“Sure, some temples were damaged, but there were a lot of others that weren’t," Saurav Bajracharya, CTO at Semantic Creation said. "The mountains didn't fall down, the hotels were still standing, life kept going. We wanted to show people that Nepal wasn't all one big disaster zone." 

Bajracharya and a group of three friends set about showing the world that the country was still open for business. They started making virtual reality experiences that showcased popular places around the country that hadn't been flattened to give people a real sense of what the country was like. 

Popular tourist attractions like Annapurna Basecamp, and Budhanilkantha Temple started their collection and they even jumped off the side of a mountain to give users an idea of what it was like to paraglide. 
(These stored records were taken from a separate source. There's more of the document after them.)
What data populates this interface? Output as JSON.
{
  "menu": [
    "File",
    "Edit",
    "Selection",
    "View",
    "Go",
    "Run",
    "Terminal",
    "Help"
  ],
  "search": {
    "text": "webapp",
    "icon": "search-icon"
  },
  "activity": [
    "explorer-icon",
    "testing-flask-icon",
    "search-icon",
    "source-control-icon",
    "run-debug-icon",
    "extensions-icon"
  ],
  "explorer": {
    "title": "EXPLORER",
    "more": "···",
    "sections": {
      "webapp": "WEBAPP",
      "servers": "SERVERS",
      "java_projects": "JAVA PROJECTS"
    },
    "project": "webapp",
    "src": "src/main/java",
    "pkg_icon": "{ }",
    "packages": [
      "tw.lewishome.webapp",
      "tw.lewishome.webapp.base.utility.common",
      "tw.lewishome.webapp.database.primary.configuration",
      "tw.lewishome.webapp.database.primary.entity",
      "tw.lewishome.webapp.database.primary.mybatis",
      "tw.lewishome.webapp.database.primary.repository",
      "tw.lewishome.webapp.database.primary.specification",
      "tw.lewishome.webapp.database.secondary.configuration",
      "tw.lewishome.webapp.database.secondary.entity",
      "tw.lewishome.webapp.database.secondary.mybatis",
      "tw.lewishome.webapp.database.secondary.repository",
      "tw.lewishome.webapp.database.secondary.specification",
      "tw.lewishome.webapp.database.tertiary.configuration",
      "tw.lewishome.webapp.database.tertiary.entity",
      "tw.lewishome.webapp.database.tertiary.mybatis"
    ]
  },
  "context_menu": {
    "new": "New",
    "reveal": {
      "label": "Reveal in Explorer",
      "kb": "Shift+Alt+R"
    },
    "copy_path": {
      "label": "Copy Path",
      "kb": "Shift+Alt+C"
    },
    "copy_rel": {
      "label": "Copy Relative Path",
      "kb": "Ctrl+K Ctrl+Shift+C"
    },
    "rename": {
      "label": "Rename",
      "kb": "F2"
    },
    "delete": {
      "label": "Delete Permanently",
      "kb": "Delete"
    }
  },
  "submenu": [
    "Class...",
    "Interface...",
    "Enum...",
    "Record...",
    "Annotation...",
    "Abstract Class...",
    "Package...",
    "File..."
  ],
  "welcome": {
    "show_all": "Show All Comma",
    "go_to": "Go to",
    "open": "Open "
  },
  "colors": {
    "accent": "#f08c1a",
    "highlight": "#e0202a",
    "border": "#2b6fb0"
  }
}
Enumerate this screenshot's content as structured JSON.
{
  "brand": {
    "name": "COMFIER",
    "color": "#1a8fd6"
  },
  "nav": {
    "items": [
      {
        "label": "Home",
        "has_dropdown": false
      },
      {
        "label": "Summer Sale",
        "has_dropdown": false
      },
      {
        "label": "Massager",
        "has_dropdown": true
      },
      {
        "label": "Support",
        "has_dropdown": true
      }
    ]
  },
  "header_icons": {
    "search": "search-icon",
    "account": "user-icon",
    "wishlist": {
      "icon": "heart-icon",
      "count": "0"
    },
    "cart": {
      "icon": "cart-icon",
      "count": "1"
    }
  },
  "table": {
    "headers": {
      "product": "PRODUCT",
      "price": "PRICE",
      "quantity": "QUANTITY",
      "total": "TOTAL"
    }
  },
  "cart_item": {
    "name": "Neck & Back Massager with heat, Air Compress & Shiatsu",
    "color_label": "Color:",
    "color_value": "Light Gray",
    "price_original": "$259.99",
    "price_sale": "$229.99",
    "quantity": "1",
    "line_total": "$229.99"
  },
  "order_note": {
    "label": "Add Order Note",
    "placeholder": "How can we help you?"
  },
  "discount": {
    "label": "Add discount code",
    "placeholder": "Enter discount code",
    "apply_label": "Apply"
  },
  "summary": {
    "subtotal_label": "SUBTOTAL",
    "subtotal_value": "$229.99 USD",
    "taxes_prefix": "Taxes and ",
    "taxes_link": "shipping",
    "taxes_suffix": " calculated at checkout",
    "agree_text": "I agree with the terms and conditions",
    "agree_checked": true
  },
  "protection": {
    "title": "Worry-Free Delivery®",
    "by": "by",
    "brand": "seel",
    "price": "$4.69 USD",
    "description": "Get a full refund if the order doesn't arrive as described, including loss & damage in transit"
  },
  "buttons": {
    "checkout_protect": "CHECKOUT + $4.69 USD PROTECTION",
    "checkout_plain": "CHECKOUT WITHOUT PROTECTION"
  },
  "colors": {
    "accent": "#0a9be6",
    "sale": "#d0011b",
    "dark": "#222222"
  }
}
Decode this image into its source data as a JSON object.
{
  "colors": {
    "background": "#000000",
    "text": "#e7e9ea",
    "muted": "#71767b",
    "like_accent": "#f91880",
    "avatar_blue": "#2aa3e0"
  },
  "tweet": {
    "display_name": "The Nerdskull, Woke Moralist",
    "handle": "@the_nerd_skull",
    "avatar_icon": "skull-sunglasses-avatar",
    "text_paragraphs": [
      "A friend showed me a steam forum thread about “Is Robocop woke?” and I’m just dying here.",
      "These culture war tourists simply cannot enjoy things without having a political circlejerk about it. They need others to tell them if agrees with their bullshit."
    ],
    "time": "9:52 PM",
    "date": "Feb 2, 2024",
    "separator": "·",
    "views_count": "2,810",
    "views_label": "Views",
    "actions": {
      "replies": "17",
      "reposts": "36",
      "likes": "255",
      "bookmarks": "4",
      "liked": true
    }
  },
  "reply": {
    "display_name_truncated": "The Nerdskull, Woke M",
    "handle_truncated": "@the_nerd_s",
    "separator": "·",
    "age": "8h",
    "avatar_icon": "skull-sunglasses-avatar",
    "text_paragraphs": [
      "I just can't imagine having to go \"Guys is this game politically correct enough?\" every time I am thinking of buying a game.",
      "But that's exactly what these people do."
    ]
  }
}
People in Nepal started to take notice. Since all these videos could be viewed on a mobile device, local businesses started to ask the team if VR experiences could be created to show the inside of their hotel or shop. Semantic Creation has since made virtual reality videos for bike shops, hotels and even the country's largest manufacturer of momo's, a popular Nepali dumpling. 
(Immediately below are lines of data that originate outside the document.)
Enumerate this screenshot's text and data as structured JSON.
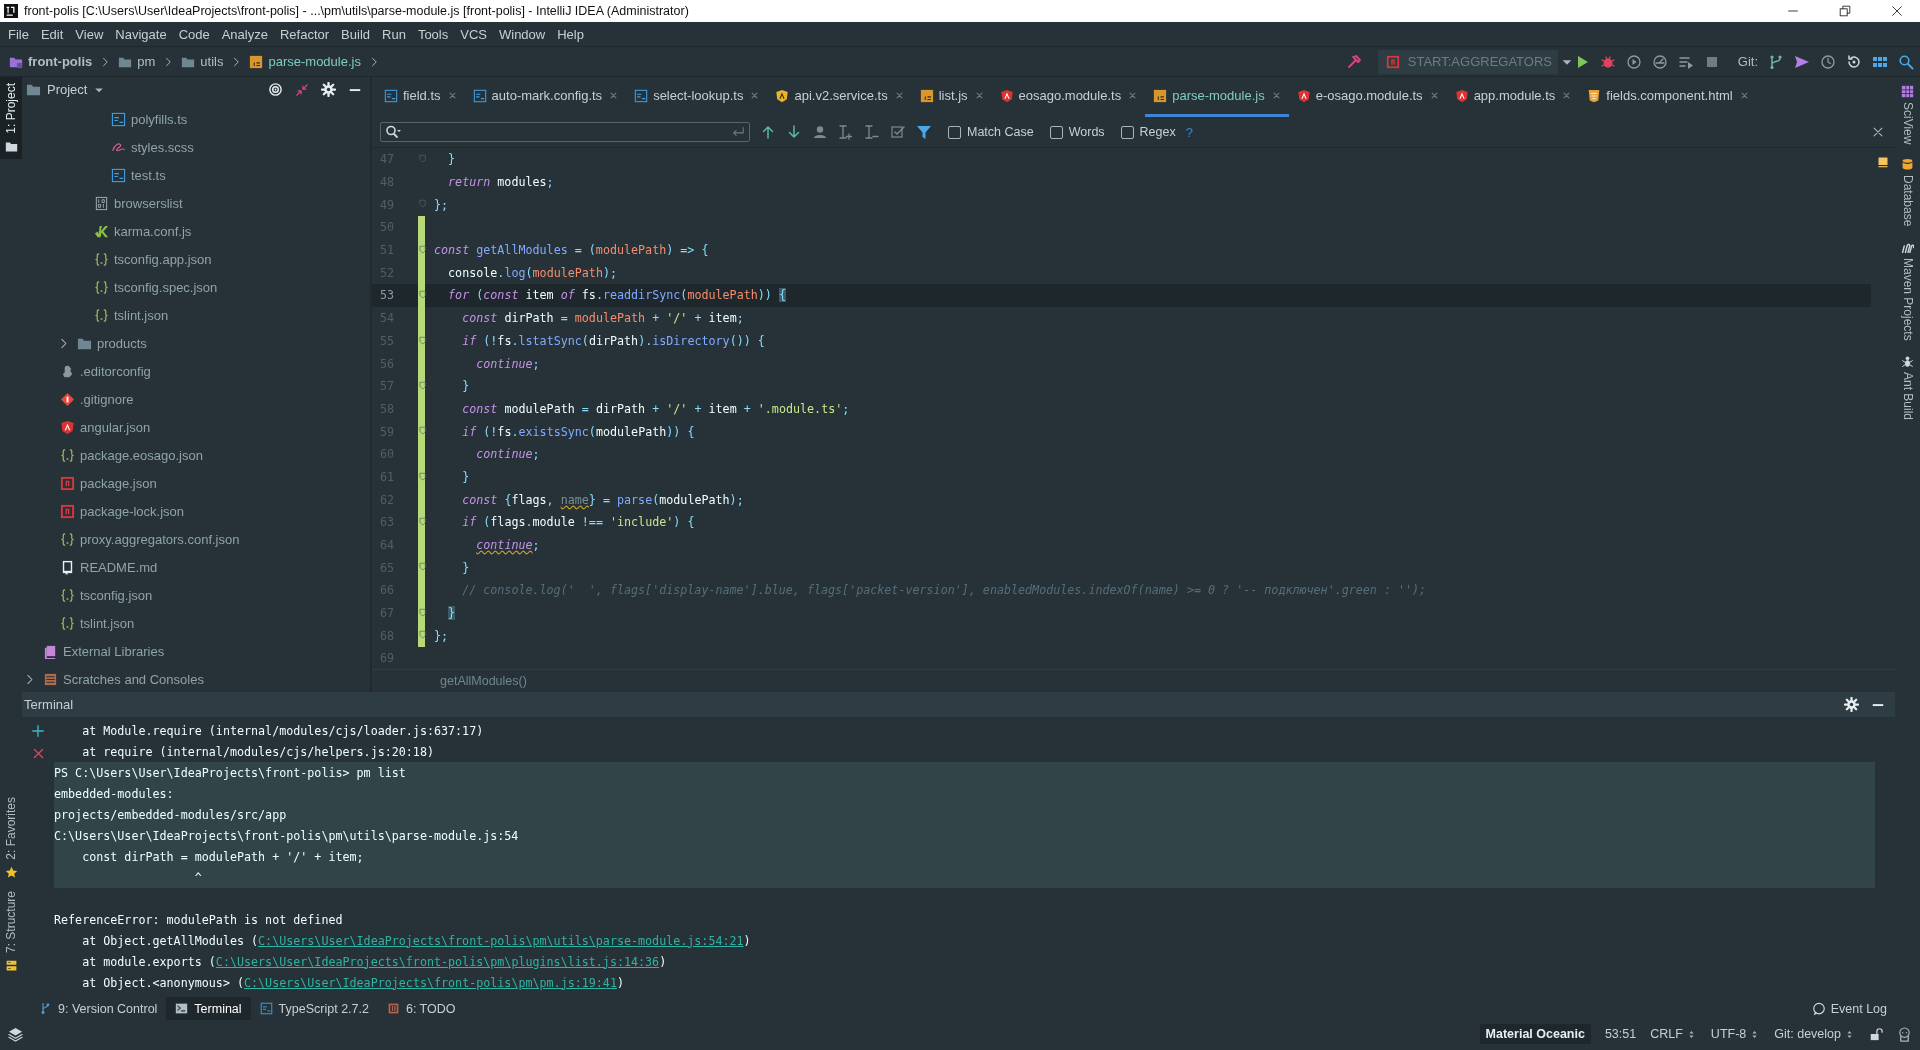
{
  "window": {
    "title": "front-polis [C:\\Users\\User\\IdeaProjects\\front-polis] - ...\\pm\\utils\\parse-module.js [front-polis] - IntelliJ IDEA (Administrator)"
  },
  "menu": [
    "File",
    "Edit",
    "View",
    "Navigate",
    "Code",
    "Analyze",
    "Refactor",
    "Build",
    "Run",
    "Tools",
    "VCS",
    "Window",
    "Help"
  ],
  "breadcrumbs": [
    {
      "label": "front-polis",
      "kind": "project"
    },
    {
      "label": "pm",
      "kind": "folder"
    },
    {
      "label": "utils",
      "kind": "folder"
    },
    {
      "label": "parse-module.js",
      "kind": "js"
    }
  ],
  "toolbar": {
    "run_config": "START:AGGREGATORS",
    "git_label": "Git:"
  },
  "left_tool_windows": [
    {
      "label": "1: Project",
      "selected": true
    },
    {
      "label": "2: Favorites",
      "selected": false
    },
    {
      "label": "7: Structure",
      "selected": false
    }
  ],
  "right_tool_windows": [
    "SciView",
    "Database",
    "Maven Projects",
    "Ant Build"
  ],
  "project_panel": {
    "title": "Project",
    "tree": [
      {
        "children": [
          {
            "children": [
              {
                "children": [
                  {
                    "children": [
                      {
                        "label": "polyfills.ts",
                        "kind": "ts"
                      },
                      {
                        "label": "styles.scss",
                        "kind": "scss"
                      },
                      {
                        "label": "test.ts",
                        "kind": "ts"
                      }
                    ]
                  },
                  {
                    "label": "browserslist",
                    "kind": "binary"
                  },
                  {
                    "label": "karma.conf.js",
                    "kind": "karma"
                  },
                  {
                    "label": "tsconfig.app.json",
                    "kind": "json"
                  },
                  {
                    "label": "tsconfig.spec.json",
                    "kind": "json"
                  },
                  {
                    "label": "tslint.json",
                    "kind": "json"
                  }
                ]
              },
              {
                "label": "products",
                "kind": "folder",
                "expanded": false
              }
            ]
          },
          {
            "label": ".editorconfig",
            "kind": "editorconfig"
          },
          {
            "label": ".gitignore",
            "kind": "git"
          },
          {
            "label": "angular.json",
            "kind": "angular"
          },
          {
            "label": "package.eosago.json",
            "kind": "json"
          },
          {
            "label": "package.json",
            "kind": "npm"
          },
          {
            "label": "package-lock.json",
            "kind": "npm"
          },
          {
            "label": "proxy.aggregators.conf.json",
            "kind": "json"
          },
          {
            "label": "README.md",
            "kind": "readme"
          },
          {
            "label": "tsconfig.json",
            "kind": "json"
          },
          {
            "label": "tslint.json",
            "kind": "json"
          }
        ]
      },
      {
        "label": "External Libraries",
        "kind": "library"
      },
      {
        "label": "Scratches and Consoles",
        "kind": "scratches",
        "expanded": false
      }
    ]
  },
  "tabs": [
    {
      "label": "field.ts",
      "kind": "ts",
      "selected": false
    },
    {
      "label": "auto-mark.config.ts",
      "kind": "ts",
      "selected": false
    },
    {
      "label": "select-lookup.ts",
      "kind": "ts",
      "selected": false
    },
    {
      "label": "api.v2.service.ts",
      "kind": "angular-service",
      "selected": false
    },
    {
      "label": "list.js",
      "kind": "js",
      "selected": false
    },
    {
      "label": "eosago.module.ts",
      "kind": "angular",
      "selected": false
    },
    {
      "label": "parse-module.js",
      "kind": "js",
      "selected": true
    },
    {
      "label": "e-osago.module.ts",
      "kind": "angular",
      "selected": false
    },
    {
      "label": "app.module.ts",
      "kind": "angular",
      "selected": false
    },
    {
      "label": "fields.component.html",
      "kind": "html",
      "selected": false
    }
  ],
  "find_bar": {
    "options": [
      {
        "label": "Match Case",
        "checked": false
      },
      {
        "label": "Words",
        "checked": false
      },
      {
        "label": "Regex",
        "checked": false
      }
    ],
    "help": "?"
  },
  "editor": {
    "breadcrumb": "getAllModules()",
    "lines": [
      {
        "number": "47",
        "fold": true,
        "changed": false,
        "tokens": [
          {
            "text": "  }",
            "kind": "punct"
          }
        ]
      },
      {
        "number": "48",
        "fold": false,
        "changed": false,
        "tokens": [
          {
            "text": "  return",
            "kind": "keyword"
          },
          {
            "text": " modules",
            "kind": "plain"
          },
          {
            "text": ";",
            "kind": "punct"
          }
        ]
      },
      {
        "number": "49",
        "fold": true,
        "changed": false,
        "tokens": [
          {
            "text": "};",
            "kind": "punct"
          }
        ]
      },
      {
        "number": "50",
        "fold": false,
        "changed": true
      },
      {
        "number": "51",
        "fold": true,
        "changed": true,
        "tokens": [
          {
            "text": "const",
            "kind": "keyword"
          },
          {
            "text": " getAllModules",
            "kind": "function"
          },
          {
            "text": " = (",
            "kind": "punct"
          },
          {
            "text": "modulePath",
            "kind": "param"
          },
          {
            "text": ") => {",
            "kind": "punct"
          }
        ]
      },
      {
        "number": "52",
        "fold": false,
        "changed": true,
        "tokens": [
          {
            "text": "  console",
            "kind": "plain"
          },
          {
            "text": ".",
            "kind": "punct"
          },
          {
            "text": "log",
            "kind": "function"
          },
          {
            "text": "(",
            "kind": "punct"
          },
          {
            "text": "modulePath",
            "kind": "param"
          },
          {
            "text": ");",
            "kind": "punct"
          }
        ]
      },
      {
        "number": "53",
        "fold": true,
        "changed": true,
        "current": true,
        "tokens": [
          {
            "text": "  for",
            "kind": "keyword"
          },
          {
            "text": " (",
            "kind": "punct"
          },
          {
            "text": "const",
            "kind": "keyword"
          },
          {
            "text": " item ",
            "kind": "plain"
          },
          {
            "text": "of",
            "kind": "keyword"
          },
          {
            "text": " fs",
            "kind": "plain"
          },
          {
            "text": ".",
            "kind": "punct"
          },
          {
            "text": "readdirSync",
            "kind": "function"
          },
          {
            "text": "(",
            "kind": "punct"
          },
          {
            "text": "modulePath",
            "kind": "param"
          },
          {
            "text": ")) ",
            "kind": "punct"
          },
          {
            "text": "{",
            "kind": "punct",
            "matched": true
          }
        ]
      },
      {
        "number": "54",
        "fold": false,
        "changed": true,
        "tokens": [
          {
            "text": "    const",
            "kind": "keyword"
          },
          {
            "text": " dirPath ",
            "kind": "plain"
          },
          {
            "text": "= ",
            "kind": "punct"
          },
          {
            "text": "modulePath",
            "kind": "param"
          },
          {
            "text": " + ",
            "kind": "punct"
          },
          {
            "text": "'/'",
            "kind": "string"
          },
          {
            "text": " + ",
            "kind": "punct"
          },
          {
            "text": "item",
            "kind": "plain"
          },
          {
            "text": ";",
            "kind": "punct"
          }
        ]
      },
      {
        "number": "55",
        "fold": true,
        "changed": true,
        "tokens": [
          {
            "text": "    if",
            "kind": "keyword"
          },
          {
            "text": " (!",
            "kind": "punct"
          },
          {
            "text": "fs",
            "kind": "plain"
          },
          {
            "text": ".",
            "kind": "punct"
          },
          {
            "text": "lstatSync",
            "kind": "function"
          },
          {
            "text": "(",
            "kind": "punct"
          },
          {
            "text": "dirPath",
            "kind": "plain"
          },
          {
            "text": ").",
            "kind": "punct"
          },
          {
            "text": "isDirectory",
            "kind": "function"
          },
          {
            "text": "()) {",
            "kind": "punct"
          }
        ]
      },
      {
        "number": "56",
        "fold": false,
        "changed": true,
        "tokens": [
          {
            "text": "      continue",
            "kind": "keyword"
          },
          {
            "text": ";",
            "kind": "punct"
          }
        ]
      },
      {
        "number": "57",
        "fold": true,
        "changed": true,
        "tokens": [
          {
            "text": "    }",
            "kind": "punct"
          }
        ]
      },
      {
        "number": "58",
        "fold": false,
        "changed": true,
        "tokens": [
          {
            "text": "    const",
            "kind": "keyword"
          },
          {
            "text": " modulePath ",
            "kind": "plain"
          },
          {
            "text": "= ",
            "kind": "punct"
          },
          {
            "text": "dirPath",
            "kind": "plain"
          },
          {
            "text": " + ",
            "kind": "punct"
          },
          {
            "text": "'/'",
            "kind": "string"
          },
          {
            "text": " + ",
            "kind": "punct"
          },
          {
            "text": "item",
            "kind": "plain"
          },
          {
            "text": " + ",
            "kind": "punct"
          },
          {
            "text": "'.module.ts'",
            "kind": "string"
          },
          {
            "text": ";",
            "kind": "punct"
          }
        ]
      },
      {
        "number": "59",
        "fold": true,
        "changed": true,
        "tokens": [
          {
            "text": "    if",
            "kind": "keyword"
          },
          {
            "text": " (!",
            "kind": "punct"
          },
          {
            "text": "fs",
            "kind": "plain"
          },
          {
            "text": ".",
            "kind": "punct"
          },
          {
            "text": "existsSync",
            "kind": "function"
          },
          {
            "text": "(",
            "kind": "punct"
          },
          {
            "text": "modulePath",
            "kind": "plain"
          },
          {
            "text": ")) {",
            "kind": "punct"
          }
        ]
      },
      {
        "number": "60",
        "fold": false,
        "changed": true,
        "tokens": [
          {
            "text": "      continue",
            "kind": "keyword"
          },
          {
            "text": ";",
            "kind": "punct"
          }
        ]
      },
      {
        "number": "61",
        "fold": true,
        "changed": true,
        "tokens": [
          {
            "text": "    }",
            "kind": "punct"
          }
        ]
      },
      {
        "number": "62",
        "fold": false,
        "changed": true,
        "tokens": [
          {
            "text": "    const",
            "kind": "keyword"
          },
          {
            "text": " {",
            "kind": "punct"
          },
          {
            "text": "flags",
            "kind": "plain"
          },
          {
            "text": ", ",
            "kind": "punct"
          },
          {
            "text": "name",
            "kind": "unused",
            "warning": true
          },
          {
            "text": "} = ",
            "kind": "punct"
          },
          {
            "text": "parse",
            "kind": "function"
          },
          {
            "text": "(",
            "kind": "punct"
          },
          {
            "text": "modulePath",
            "kind": "plain"
          },
          {
            "text": ");",
            "kind": "punct"
          }
        ]
      },
      {
        "number": "63",
        "fold": true,
        "changed": true,
        "tokens": [
          {
            "text": "    if",
            "kind": "keyword"
          },
          {
            "text": " (",
            "kind": "punct"
          },
          {
            "text": "flags",
            "kind": "plain"
          },
          {
            "text": ".",
            "kind": "punct"
          },
          {
            "text": "module",
            "kind": "plain"
          },
          {
            "text": " !== ",
            "kind": "punct"
          },
          {
            "text": "'include'",
            "kind": "string"
          },
          {
            "text": ") {",
            "kind": "punct"
          }
        ]
      },
      {
        "number": "64",
        "fold": false,
        "changed": true,
        "tokens": [
          {
            "text": "      continue",
            "kind": "keyword",
            "warning": true
          },
          {
            "text": ";",
            "kind": "punct"
          }
        ]
      },
      {
        "number": "65",
        "fold": true,
        "changed": true,
        "tokens": [
          {
            "text": "    }",
            "kind": "punct"
          }
        ]
      },
      {
        "number": "66",
        "fold": false,
        "changed": true,
        "tokens": [
          {
            "text": "    // console.log('  ', flags['display-name'].blue, flags['packet-version'], enabledModules.indexOf(name) >= 0 ? '-- подключен'.green : '');",
            "kind": "comment"
          }
        ]
      },
      {
        "number": "67",
        "fold": true,
        "changed": true,
        "tokens": [
          {
            "text": "  }",
            "kind": "punct",
            "matched": true
          }
        ]
      },
      {
        "number": "68",
        "fold": true,
        "changed": true,
        "tokens": [
          {
            "text": "};",
            "kind": "punct"
          }
        ]
      },
      {
        "number": "69",
        "fold": false,
        "changed": false
      }
    ]
  },
  "terminal": {
    "title": "Terminal",
    "lines": [
      {
        "text": "    at Module.require (internal/modules/cjs/loader.js:637:17)",
        "highlighted": false
      },
      {
        "text": "    at require (internal/modules/cjs/helpers.js:20:18)",
        "highlighted": false
      },
      {
        "text": "PS C:\\Users\\User\\IdeaProjects\\front-polis> pm list",
        "highlighted": true
      },
      {
        "text": "embedded-modules:",
        "highlighted": true
      },
      {
        "text": "projects/embedded-modules/src/app",
        "highlighted": true
      },
      {
        "text": "C:\\Users\\User\\IdeaProjects\\front-polis\\pm\\utils\\parse-module.js:54",
        "highlighted": true
      },
      {
        "text": "    const dirPath = modulePath + '/' + item;",
        "highlighted": true
      },
      {
        "text": "                    ^",
        "highlighted": true
      },
      {
        "text": "ReferenceError: modulePath is not defined",
        "highlighted": false,
        "blank_before": true
      },
      {
        "text": "    at Object.getAllModules (",
        "link": "C:\\Users\\User\\IdeaProjects\\front-polis\\pm\\utils\\parse-module.js:54:21",
        "suffix": ")",
        "highlighted": false
      },
      {
        "text": "    at module.exports (",
        "link": "C:\\Users\\User\\IdeaProjects\\front-polis\\pm\\plugins\\list.js:14:36",
        "suffix": ")",
        "highlighted": false
      },
      {
        "text": "    at Object.<anonymous> (",
        "link": "C:\\Users\\User\\IdeaProjects\\front-polis\\pm\\pm.js:19:41",
        "suffix": ")",
        "highlighted": false
      }
    ]
  },
  "bottom_tabs": [
    {
      "label": "9: Version Control",
      "kind": "vcs",
      "selected": false
    },
    {
      "label": "Terminal",
      "kind": "terminal",
      "selected": true
    },
    {
      "label": "TypeScript 2.7.2",
      "kind": "ts",
      "selected": false
    },
    {
      "label": "6: TODO",
      "kind": "todo",
      "selected": false
    }
  ],
  "event_log": "Event Log",
  "status_bar": {
    "theme": "Material Oceanic",
    "position": "53:51",
    "line_separator": "CRLF",
    "encoding": "UTF-8",
    "branch": "Git: develop"
  }
}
“Finding new clients isn’t hard — once you show them the conversion numbers it just makes sense,” Bajracharya said. “But, sometimes just getting to the point where clients understand what VR is can be challenging.” 
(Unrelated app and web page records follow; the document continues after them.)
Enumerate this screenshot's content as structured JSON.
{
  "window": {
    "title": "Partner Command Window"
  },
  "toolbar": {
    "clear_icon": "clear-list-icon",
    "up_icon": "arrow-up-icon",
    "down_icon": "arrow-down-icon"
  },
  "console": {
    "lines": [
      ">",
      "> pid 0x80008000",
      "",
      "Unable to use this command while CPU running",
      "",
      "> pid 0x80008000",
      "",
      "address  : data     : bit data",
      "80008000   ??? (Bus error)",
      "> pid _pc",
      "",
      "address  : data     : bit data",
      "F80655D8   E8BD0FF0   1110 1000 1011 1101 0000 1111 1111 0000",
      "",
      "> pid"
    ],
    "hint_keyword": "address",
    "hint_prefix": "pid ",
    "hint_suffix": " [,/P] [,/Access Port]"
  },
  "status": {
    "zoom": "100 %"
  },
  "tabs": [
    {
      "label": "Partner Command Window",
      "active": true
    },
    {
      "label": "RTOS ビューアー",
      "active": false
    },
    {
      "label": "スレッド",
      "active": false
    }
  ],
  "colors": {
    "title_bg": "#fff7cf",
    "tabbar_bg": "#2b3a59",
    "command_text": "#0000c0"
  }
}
The company is still figuring out the local market, which has been virtually untouched by virtual reality. Smartphone penetration is high in Nepal, and an estimated 7.5 million Nepalis are online — around 28 percent of the country. Still, data remains expensive and many smartphone devices are underpowered.  

“We want our users to be locals,” Bajracharya said. “VR is new itself, but we’re starting a brand new industry here in Nepal. So, we’re testing the market and the industry here to help guide what we do next.”

In the meantime, if you want to go on virtual vacation to the rooftop of the world, you can check out their VR videos here

Anthony Sodd